What kind of research was this?
Paternal contributionsto birth outcomes and racial disparities. American Journal of Obstetric and Gynecology.
Misra et al. From a psychological perspective many authors have written negatively about partner presence in the birth room. Should Dads be in the delivery room? Psychosocial stress and pregnancy outcome.
Clinical Obstetrics and Gynecology , 51 , 33 — Maternal stress and obstetric and infant outcomes: Epidemiological findings and neuroendocrine mechanisms. Hence the impact of fathers in the birth room may be more far reaching than has been previously considered. A recent study suggests that attachment style might influence the experience of partner support in the birth room.
While a small study, the findings suggest that women who have less emotional intimacy with their partner actually experience more pain when their partners are present.
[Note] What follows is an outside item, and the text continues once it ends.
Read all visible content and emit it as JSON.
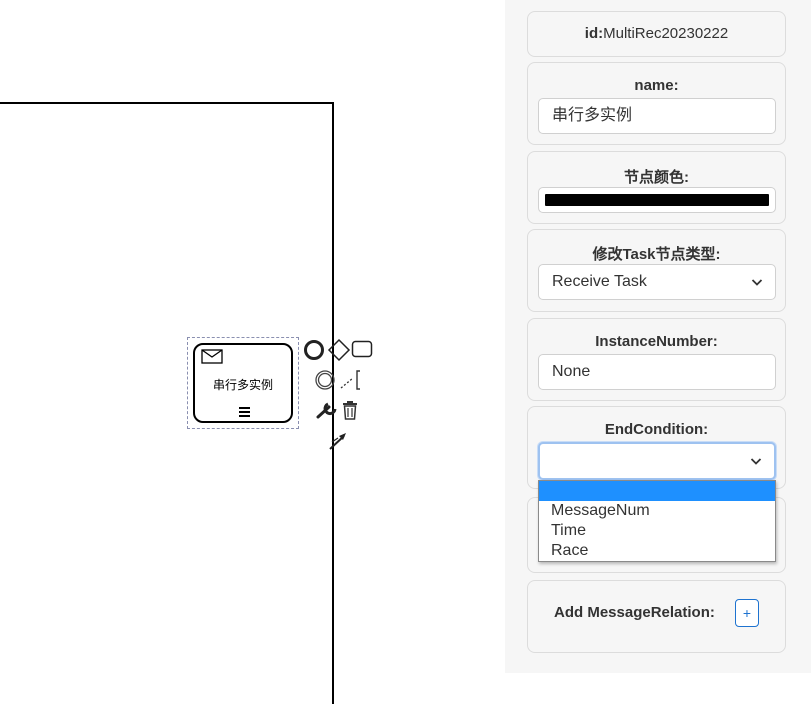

This is interesting to consider when even in non-romantic relationships fathers are often present in the birth room as an expectation. Relationship between factors of labour pain and delivery outcomes.
The traditional focus of the birth context exemplified by the work above is on the maternal experience and associated outcomes for the baby. Bringing a baby into the world, however, is arguably one of the most life-changing events that a man will experience, yet little attention has been paid to the consequences, positive or negative, for men of the blanket expectation to be there at birth.
Some fathers feel unable to attend the birth of their babies. This highlights the psychologically charged nature of birth for men.
The thought of being present at birth for some men fills them with fear and anxiety. That fear can be triggered by many things — of the unknown, of the sight of blood, of seeing their partner in pain and feeling unable to act effectively.
Adding a father's name to a birth certificate
How do fathers feel after accompanying their partners in labour and delivery? Chandler and Field Chandler, S. Initially, the fathers were confident of their ability to support their wives, but they found that labour was more work than they had anticipated. They became fearful of the outcome, but felt a need to hide these fears from their partners.
Fathers in the birth room: What are they expecting and experiencing? A phenomenological study.
Midwifery , 27 , — Midwifery , 17 , — The impact of choice of maternity care on psychological health outcomes for women during pregnancy and the postnatal period. Journal of Evaluation in Clinical Practice , 14 , — Greenhalgh, Slade and Spiby Greenhalgh, R. Birth-Issues in Perinatal Care , 27 , — However, the effect was removed once existing depressive symptoms were controlled for Greenhalgh et al.
Similar findings with relation to pre-existing vulnerabilities were evident in men who reported psychological and sexual scarring after watching their partner give birth White, White, G. British Journal of Midwifery , 15 , 39 — Overall there remains a dearth of literature in this field and some key issues are worthy of attention. Practitioners need to discuss what meaningful engagement for fathers in the birth room looks like and how that can be facilitated, so the benefits can be captured.